EartH2Observe brings together the findings from European FP projects DEWFORA, GLOWASIS, WATCH, GEOWOW and others. It will integrate available global earth observations (EO), in-situ datasets and models and will construct a global water resources re-analysis dataset of significant length (several decades). The resulting data will allow for improved insights on the full extent of available water and existing pressures on global water resources in all parts of the water cycle. The project will support efficient and globally consistent water management and decision making by providing comprehensive multi-scale (regional, continental and global) water resources observations. It will test new EO data sources, extend existing processing algorithms and combine data from multiple satellite missions in order to improve the overall resolution and reliability of EO data included in the re-analysis dataset. The resulting datasets will be made available through an open Water Cycle Integrator data portal https://wci.earth2observe.eu/ : the European contribution to the GEOSS/WCI approach. The datasets will be downscaled for application in case-studies at regional and local levels, and optimized based on identified European and local needs supporting water management and decision making . Actual data access: https://wci.earth2observe.eu/data/group/earth2observe
Complete Genomics provides free public access to a variety of whole human genome data sets generated from Complete Genomics’ sequencing service. The research community can explore and familiarize themselves with the quality of these data sets, review the data formats provided from our sequencing service, and augment their own research with additional summaries of genomic variation across a panel of diverse individuals. The quality of these data sets is representative of what a customer can expect to receive for their own samples.

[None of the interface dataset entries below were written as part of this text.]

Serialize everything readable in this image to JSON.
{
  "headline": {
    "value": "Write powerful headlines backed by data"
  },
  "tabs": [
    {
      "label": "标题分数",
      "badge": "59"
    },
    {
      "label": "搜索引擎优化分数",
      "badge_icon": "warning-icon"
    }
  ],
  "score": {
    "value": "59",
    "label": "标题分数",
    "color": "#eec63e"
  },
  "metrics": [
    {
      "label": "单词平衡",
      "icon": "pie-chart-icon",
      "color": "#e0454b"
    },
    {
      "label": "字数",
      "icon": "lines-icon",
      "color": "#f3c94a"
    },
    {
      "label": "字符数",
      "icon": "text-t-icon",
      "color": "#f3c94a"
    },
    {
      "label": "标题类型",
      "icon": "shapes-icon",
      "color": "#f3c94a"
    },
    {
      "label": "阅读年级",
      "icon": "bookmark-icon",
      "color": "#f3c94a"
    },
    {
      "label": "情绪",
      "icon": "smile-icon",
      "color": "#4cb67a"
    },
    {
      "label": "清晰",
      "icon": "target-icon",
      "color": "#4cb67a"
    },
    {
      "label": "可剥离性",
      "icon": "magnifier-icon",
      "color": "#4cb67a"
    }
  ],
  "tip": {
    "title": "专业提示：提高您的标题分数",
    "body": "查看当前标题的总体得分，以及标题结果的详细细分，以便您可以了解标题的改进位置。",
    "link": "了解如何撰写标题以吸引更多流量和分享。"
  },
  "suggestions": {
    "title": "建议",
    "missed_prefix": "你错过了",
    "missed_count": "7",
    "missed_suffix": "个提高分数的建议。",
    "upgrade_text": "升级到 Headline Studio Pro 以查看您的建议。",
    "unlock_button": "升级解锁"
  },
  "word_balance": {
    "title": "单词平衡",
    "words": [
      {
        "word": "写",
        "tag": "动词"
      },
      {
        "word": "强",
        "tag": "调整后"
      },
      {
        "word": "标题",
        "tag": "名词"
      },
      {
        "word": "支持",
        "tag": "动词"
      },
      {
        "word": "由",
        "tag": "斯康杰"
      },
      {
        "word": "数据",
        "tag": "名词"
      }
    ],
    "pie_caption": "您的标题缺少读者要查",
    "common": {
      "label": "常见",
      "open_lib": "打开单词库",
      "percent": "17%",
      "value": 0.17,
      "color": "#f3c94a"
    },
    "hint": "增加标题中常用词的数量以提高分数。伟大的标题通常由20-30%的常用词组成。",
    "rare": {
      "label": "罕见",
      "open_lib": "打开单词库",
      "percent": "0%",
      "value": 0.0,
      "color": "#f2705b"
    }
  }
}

This public genome repository comprises genome results from both our Standard Sequencing Service (69 standard, non-diseased samples) and the Cancer Sequencing Service (two matched tumor and normal sample pairs). In March 2013 Complete Genomics was acquired by BGI-Shenzhen , the world’s largest genomics services company. BGI is a company headquartered in Shenzhen, China that provides comprehensive sequencing and bioinformatics services for commercial science, medical, agricultural and environmental applications. Complete Genomics is now focused on building a new generation of high-throughput sequencing technology and developing new and exciting research, clinical and consumer applications.
The Natural Environment Research Council's Data Repository for Atmospheric Science and Earth Observation. The Centre for Environmental Data Analysis (CEDA) serves the environmental science community through three data centres, data analysis environments, and participation in a host of relevant research projects. We aim to support environmental science, further environmental data archival practices, and develop and deploy new technologies to enhance access to data. Additionally we provide services to aid large scale data analysis.